Calling it an “emergency rally,” local progressive and Democrat groups raised their voices and their protest signs in the center of town Wednesday evening in opposition of the pending Senate health care bill.
Gathering on the corner of Valencia Boulevard and McBean Parkway, members of CA25 United for Progress, Women’s Initiative Network, SCV Young Democrats and Democratic Alliance for Action gathered to voice their support for the Affordable Care Act.
“When you bring more numbers out, it shows there is more support for the Affordable Care Act,” Philip Germain, chair of CA25 United for Progress said.
The rally of about 30 people came a day after the Senate voted 51-50 to begin discussing a future health care bill. On Wednesday, the Senate failed to approve a repeal of the Affordable Care Act without a set replacement in a 45-55 vote.
The groups have done a collaborative rally once before, the first time in February in front of Congressman Steve Knight’s (R-Palmdale) Santa Clarita office on Center Point Parkway.
Knight voted in favor of the House Republicans’ American Health Care Act in April, receiving backlash from local ACA supporters.

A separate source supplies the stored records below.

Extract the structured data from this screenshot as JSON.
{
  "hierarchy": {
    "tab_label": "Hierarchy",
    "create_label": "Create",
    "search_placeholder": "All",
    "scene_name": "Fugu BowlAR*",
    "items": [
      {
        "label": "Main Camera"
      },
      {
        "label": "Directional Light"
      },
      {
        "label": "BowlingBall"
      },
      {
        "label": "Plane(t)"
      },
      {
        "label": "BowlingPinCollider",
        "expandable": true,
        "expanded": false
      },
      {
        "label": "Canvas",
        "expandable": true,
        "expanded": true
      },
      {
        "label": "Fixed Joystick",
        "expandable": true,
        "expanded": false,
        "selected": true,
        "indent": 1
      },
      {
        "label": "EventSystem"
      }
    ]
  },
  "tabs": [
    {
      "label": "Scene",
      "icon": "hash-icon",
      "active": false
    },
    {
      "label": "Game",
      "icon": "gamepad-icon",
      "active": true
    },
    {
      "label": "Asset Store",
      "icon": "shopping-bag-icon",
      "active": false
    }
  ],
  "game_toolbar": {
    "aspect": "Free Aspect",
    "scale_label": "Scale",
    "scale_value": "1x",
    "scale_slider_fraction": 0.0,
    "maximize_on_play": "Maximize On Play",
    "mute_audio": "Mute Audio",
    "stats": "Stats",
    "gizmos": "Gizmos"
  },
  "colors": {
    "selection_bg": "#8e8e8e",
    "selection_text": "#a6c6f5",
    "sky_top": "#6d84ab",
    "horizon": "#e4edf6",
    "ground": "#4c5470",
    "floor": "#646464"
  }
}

“We want him to know the majority of his constituents oppose this,” Germain said.
The progressive group’s chair shared his personal connection to the ACA, saying he feared the implications of its repeal for his father who has cancer.
President of SCV Young Democrats Andrew Taban cited similar concerns, saying he knows someone who would be at risk of losing their home in order to continue paying for health insurance.
“This isn’t just another rally or protest,” Taban said. “These are humans lives.”
While all the groups in attendance have different mission statements, they all have the same common goal, according to Taban. It would be productive if legislators could work together as the groups were doing at the rally, he said.
Specifically concerned about women and children, Women’s Initiative Network Co-founder Julie Olsen said it was important for government officials not to repeal the ACA, but to address the parts of it that need fixing.
Community members have been especially politically involved recently, Olsen said, participating in the movement for health care by participating in protests and emailing and calling their elected officials.
“What’s wonderful about this is everyone feels there is something that can be done,” Olsen said.
Democratic Alliance for Action member Tom Gapen said living in a traditionally Republican area makes it important for him to voice his ideals as a Democrat.
“As Democrat, liberal and progressive thinkers, we need to band together against the three branches of government…who are making really poor decisions,” Gapen said.
One local Democrat was riding his bicycle by the protest when he decided to spontaneously join in.
“If I can support people like this, I can have my voice heard,” Santa Clarita resident Sam Eze said.
Eze said he and his sister are currently looking to get documented for school under Deferred Action for Childhood Arrivals (DACA), so he wants to rally with Democrats.
“I think I am a Democrat now,” Eze said. “They are the only ones who seem to care about people in general.”